What do Dilma Rousseff's critics say?
In the Senate, the arguments given for the impeachment trial have been mainly economic.
Many blamed President Rousseff for the dire straits the country's economy is in.
Brazil is suffering from its worst recession in 10 years, unemployment reached 9% in 2015 and inflation is at a 12-year high.
Senator Aecio Neves, who lost to Ms Rousseff in the 2014 presidential election, said: "Populist governments always act with fiscal irresponsibility and when they fail they appeal to the old 'us vs them' argument."
"The poorest and most vulnerable in society, who need the government support the most, always end up paying the bill," he added.
Mr Neves said he would vote for an impeachment trial.
Ataides Oliveira of the opposition PSDB party said that "today, we're going to retrieve the country from the hands of the PT (Ms Rousseff's Workers' Party) and give it back to the Brazilian people".
Former football player turned senator Romario said Brazil was in "a very serious crisis" before revealing that "after much thought" he had decided to back her impeachment trial.
Senator Alvaro Dias said that "they [the government] have already stolen so much from us, don't let them steal our hope for a better future".
What do Dilma Rousseff's backers say?
Those arguing against the impeachment trial said it was tantamount to a coup d'etat.
Senator Telmario Mota said that "today we are seeing an attempted takeover of power which calls itself impeachment".
He added that the impeachment proceedings were "born of revenge, hatred and revenge".
Senator Fatima Bezerra from the Workers's Party called the proceedings "a farce". "Those who back this coup d'etat won't ever be forgiven," she warned.

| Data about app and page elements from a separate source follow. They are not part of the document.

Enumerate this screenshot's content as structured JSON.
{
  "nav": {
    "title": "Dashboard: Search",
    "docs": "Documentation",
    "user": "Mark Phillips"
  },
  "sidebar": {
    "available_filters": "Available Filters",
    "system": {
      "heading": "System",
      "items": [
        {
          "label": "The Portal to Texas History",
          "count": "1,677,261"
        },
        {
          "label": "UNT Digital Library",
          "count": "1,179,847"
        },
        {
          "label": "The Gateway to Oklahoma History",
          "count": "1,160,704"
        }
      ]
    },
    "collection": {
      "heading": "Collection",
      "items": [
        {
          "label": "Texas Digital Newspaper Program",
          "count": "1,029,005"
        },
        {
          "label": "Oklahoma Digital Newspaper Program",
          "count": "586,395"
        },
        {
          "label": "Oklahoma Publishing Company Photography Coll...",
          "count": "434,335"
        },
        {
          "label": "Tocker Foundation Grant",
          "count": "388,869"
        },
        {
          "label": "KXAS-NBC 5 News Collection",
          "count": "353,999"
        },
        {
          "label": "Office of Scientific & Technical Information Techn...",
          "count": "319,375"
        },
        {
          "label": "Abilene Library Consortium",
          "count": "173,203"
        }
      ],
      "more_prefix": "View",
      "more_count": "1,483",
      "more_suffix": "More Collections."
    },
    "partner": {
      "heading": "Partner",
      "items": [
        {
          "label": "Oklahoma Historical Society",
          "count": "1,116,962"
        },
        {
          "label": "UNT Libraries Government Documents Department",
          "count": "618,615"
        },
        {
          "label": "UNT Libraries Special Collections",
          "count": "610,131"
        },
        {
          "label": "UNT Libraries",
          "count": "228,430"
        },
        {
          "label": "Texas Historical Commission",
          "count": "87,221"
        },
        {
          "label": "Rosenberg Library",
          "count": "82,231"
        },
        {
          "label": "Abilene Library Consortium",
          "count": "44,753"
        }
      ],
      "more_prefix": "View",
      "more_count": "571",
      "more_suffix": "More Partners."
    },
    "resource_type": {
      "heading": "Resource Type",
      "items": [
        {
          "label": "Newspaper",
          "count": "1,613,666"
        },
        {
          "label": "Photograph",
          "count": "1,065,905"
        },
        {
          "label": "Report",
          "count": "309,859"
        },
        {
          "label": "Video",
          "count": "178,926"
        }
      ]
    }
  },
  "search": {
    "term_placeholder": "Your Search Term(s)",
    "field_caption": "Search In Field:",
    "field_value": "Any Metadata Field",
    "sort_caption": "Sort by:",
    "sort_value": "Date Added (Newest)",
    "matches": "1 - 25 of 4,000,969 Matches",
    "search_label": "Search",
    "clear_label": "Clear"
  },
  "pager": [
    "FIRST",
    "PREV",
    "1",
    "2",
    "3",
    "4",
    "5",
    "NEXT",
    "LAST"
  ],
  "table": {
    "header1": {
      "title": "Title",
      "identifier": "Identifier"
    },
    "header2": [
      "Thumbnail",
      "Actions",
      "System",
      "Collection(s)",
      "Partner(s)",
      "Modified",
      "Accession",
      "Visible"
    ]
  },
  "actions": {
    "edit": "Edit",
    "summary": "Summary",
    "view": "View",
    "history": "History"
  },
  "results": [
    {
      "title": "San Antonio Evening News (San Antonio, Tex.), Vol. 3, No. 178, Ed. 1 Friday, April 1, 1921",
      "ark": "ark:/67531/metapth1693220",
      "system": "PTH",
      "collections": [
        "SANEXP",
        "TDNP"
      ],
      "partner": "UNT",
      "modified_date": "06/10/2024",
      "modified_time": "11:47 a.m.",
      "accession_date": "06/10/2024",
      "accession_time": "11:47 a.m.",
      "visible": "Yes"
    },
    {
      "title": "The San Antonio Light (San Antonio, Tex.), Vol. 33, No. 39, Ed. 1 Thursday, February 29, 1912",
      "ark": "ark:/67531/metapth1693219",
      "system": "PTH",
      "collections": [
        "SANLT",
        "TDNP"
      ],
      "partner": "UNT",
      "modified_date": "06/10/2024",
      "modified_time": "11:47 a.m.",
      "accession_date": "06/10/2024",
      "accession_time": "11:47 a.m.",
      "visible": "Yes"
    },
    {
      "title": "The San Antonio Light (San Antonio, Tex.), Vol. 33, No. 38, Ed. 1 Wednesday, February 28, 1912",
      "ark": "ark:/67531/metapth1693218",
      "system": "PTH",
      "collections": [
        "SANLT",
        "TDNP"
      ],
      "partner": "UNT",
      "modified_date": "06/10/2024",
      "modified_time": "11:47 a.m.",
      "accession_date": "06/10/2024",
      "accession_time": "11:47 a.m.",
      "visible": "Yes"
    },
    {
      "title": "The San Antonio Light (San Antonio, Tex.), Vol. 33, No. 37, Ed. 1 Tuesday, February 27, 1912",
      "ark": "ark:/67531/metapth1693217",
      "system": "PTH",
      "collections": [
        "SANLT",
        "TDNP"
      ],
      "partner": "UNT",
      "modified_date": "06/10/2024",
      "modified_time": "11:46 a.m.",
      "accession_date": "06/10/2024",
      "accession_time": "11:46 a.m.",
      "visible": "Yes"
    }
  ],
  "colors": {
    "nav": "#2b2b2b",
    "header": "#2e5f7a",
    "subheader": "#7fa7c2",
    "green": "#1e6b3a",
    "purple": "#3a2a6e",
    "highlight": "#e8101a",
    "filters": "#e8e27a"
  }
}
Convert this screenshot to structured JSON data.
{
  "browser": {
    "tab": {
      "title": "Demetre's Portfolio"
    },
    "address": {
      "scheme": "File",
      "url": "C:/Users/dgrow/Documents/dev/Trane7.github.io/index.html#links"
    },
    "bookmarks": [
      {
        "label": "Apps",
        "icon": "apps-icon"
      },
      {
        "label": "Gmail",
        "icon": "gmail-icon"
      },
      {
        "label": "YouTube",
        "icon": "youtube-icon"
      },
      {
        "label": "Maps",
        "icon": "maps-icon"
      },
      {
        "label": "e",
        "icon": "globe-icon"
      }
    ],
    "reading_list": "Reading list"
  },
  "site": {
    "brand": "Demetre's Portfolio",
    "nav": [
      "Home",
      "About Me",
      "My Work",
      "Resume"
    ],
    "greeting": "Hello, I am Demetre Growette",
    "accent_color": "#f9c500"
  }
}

Senator Vanessa Grazziotin of the Communist Party of Brazil said the impeachment process was just a pretext to put an end to the social programmes the Workers' Party had brought in.
Former President Fernando Collor de Mello, who himself faced impeachment proceedings in 1992, gave a lengthy speech about the injustice he said had been committed against him but failed to give an indication of where he stood on Ms Rousseff's impeachment.
If the vote goes against her, Ms Rousseff will be replaced by Vice-President Michel Temer while the impeachment trial lasts.
Her chief of staff, Jaques Wagner, said Ms Rousseff was "outraged by the injustice committed against her, but standing firm awaiting the Senators' decision.
She has promised to fight to the end.
"I will not resign. That never crossed my mind," she said during a speech on Tuesday.